The COVID-19 pandemic has exposed deep-rooted structural inequalities in the U.S. Immense, historic and racialized inequity in health and health care and the near-invisible “essential workers” that makes everyone’s daily lives possible.
Who is “essential?” Who is invisible? What rights do people have to safety and dignity in the workplace? Who is considered expendable?
These issues are not new for people with disabilities, who have fought for access to employment and other civil and human rights for more than half a century.
The Vermont Center for Independent Living (VCIL) has issued a new report with data, history, and personal stories of Vermonters with disabilities. The report shines a light on the achievements and potential of people with disabilities as workers, the barriers and challenges they face, the widespread benefits of an inclusive workplace, and the policies necessary to make Vermont a state where everyone can work productively.

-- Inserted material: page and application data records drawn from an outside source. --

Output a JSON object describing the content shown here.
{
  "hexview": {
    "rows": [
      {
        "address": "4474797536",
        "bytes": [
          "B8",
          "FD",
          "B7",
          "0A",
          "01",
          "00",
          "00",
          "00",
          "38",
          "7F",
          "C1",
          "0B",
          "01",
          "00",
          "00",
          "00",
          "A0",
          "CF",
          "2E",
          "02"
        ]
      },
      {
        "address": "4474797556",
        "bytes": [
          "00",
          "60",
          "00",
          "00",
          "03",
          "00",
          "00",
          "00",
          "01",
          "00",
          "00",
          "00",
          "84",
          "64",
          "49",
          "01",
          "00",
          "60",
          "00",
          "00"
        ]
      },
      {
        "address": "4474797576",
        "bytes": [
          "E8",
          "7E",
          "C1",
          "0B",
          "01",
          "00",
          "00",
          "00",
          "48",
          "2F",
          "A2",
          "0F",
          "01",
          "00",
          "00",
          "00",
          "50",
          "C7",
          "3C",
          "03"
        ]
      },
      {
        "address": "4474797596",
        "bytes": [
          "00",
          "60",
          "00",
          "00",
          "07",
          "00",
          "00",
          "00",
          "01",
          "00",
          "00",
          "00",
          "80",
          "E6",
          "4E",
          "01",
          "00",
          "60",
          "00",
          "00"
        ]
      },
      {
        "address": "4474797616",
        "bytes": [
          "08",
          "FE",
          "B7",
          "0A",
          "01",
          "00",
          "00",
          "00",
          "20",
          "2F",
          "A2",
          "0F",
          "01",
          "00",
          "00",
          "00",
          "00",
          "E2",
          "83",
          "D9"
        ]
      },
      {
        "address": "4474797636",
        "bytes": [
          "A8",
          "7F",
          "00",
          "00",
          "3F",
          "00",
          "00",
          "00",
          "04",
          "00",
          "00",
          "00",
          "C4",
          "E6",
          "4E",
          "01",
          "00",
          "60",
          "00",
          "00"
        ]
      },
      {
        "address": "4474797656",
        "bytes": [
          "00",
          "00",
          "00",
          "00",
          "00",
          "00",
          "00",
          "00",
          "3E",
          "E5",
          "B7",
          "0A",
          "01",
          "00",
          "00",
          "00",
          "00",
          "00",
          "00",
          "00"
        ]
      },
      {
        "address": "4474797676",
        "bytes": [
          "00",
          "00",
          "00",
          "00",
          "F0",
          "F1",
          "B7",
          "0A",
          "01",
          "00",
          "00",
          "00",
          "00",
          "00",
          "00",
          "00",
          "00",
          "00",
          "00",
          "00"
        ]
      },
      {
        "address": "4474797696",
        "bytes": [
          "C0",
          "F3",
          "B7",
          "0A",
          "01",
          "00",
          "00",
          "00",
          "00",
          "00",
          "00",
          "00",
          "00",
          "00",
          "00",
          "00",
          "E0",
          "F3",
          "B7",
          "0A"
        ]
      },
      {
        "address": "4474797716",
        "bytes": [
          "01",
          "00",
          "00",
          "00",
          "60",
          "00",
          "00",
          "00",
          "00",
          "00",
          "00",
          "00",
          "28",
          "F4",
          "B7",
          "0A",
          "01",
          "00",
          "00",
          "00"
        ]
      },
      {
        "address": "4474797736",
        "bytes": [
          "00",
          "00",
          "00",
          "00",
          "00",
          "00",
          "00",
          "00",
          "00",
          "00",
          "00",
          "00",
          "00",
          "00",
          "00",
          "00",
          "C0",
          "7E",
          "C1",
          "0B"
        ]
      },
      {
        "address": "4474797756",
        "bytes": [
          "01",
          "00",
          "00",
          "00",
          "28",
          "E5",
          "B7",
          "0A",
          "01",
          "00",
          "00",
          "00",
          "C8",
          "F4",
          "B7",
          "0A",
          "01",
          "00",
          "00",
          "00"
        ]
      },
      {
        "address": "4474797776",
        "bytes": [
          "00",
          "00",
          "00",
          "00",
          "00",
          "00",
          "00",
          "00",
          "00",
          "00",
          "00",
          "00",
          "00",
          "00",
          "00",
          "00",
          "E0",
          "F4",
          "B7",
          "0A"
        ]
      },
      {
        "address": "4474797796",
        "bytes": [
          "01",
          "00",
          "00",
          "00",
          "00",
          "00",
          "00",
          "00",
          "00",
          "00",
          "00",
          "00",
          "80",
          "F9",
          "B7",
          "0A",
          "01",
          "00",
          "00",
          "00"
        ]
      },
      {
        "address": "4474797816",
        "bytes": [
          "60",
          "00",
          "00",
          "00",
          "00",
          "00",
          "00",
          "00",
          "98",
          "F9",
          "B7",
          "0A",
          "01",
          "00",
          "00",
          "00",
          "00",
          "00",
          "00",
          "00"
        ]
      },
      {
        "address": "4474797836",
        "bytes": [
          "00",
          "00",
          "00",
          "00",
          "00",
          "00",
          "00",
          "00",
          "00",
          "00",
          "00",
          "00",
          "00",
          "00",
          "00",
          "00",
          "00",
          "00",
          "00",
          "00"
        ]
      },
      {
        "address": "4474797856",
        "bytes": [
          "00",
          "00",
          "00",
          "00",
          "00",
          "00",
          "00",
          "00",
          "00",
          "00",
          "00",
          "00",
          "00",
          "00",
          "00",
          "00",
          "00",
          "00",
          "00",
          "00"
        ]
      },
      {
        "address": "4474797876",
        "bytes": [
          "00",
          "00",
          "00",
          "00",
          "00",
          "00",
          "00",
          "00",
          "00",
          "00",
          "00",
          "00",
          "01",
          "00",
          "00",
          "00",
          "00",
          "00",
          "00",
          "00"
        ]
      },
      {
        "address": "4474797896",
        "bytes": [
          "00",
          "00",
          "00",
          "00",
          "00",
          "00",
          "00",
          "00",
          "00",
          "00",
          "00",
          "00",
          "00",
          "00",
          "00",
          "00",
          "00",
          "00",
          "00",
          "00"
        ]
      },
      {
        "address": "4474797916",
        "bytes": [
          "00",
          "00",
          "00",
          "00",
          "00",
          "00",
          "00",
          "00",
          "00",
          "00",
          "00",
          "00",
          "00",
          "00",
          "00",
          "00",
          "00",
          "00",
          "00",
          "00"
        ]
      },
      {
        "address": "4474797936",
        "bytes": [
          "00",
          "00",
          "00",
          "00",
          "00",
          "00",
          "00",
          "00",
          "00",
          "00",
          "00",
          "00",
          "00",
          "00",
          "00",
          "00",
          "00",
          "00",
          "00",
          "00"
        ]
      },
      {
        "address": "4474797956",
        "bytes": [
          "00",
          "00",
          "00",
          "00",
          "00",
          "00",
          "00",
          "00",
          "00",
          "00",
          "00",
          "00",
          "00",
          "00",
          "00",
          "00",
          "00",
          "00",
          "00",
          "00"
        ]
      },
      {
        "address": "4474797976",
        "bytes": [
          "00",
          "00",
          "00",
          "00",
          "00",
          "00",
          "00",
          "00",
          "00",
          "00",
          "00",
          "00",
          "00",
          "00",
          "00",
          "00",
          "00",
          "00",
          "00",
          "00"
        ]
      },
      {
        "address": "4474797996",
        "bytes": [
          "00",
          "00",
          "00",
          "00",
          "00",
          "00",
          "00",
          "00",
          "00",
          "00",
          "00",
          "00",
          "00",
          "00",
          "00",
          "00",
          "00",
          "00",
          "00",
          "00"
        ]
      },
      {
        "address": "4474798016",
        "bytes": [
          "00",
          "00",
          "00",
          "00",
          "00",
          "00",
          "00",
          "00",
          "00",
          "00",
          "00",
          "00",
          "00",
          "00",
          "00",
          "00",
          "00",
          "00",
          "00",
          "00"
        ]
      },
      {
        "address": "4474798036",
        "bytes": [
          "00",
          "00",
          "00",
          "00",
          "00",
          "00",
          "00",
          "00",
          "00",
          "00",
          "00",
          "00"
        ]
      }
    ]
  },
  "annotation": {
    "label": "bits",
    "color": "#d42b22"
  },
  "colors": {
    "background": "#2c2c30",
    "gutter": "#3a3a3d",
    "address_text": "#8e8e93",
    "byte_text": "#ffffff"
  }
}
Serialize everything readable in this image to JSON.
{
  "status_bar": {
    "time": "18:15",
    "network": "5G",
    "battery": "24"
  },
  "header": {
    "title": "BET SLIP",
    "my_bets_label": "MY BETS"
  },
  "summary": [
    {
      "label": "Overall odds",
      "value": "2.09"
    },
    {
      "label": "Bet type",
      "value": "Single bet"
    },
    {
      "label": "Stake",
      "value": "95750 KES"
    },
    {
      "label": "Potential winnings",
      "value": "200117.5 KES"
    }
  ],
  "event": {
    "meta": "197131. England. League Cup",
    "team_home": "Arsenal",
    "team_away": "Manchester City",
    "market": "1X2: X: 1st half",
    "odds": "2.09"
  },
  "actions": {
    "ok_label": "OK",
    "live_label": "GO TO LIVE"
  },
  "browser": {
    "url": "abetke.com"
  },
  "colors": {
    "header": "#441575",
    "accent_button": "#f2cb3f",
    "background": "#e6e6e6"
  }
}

“This readable report is the first of its kind about Vermonters with disabilities and paints a picture of our lives in the state,” VCIL Executive Director Sarah Launderville said. “We’re delighted to be starting a new conversation about how Vermont can tap people with disabilities to fill employment needs in the state, which can help to boost the state’s economy as we emerge from the pandemic.”
Its main points are:
- Vermonters with disabilities are able and willing to work. But only half of the 46,000 of working age are employed.
- Barriers and challenges persist, including the lack of universally designed office systems, limited education options, and inaccessible transportation.
- A truly inclusive workforce would benefit all Vermonters—not just people with disabilities, but their families and communities, other workers and employers—as well as the state economy.
- To fully integrate people with disabilities into the state’s workforce, they need to be able to meet their basic needs; have access to training and higher education; and all workplaces, both in the public and private sectors, need to be accessible to people with disabilities.
The report, the first in a series, was a joint effort of VCIL and the Vermont Developmental Disabilities Council, the Vermont Division for Vocational Rehabilitation, the Vermont Division for the Blind and Visually Impaired, and the Statewide Independent Living Council with support from The Fountain Fund and the Larry Mandell Fund for Racial, Social, and Economic Equity. Public Assets Institute did the research, analysis, writing and design.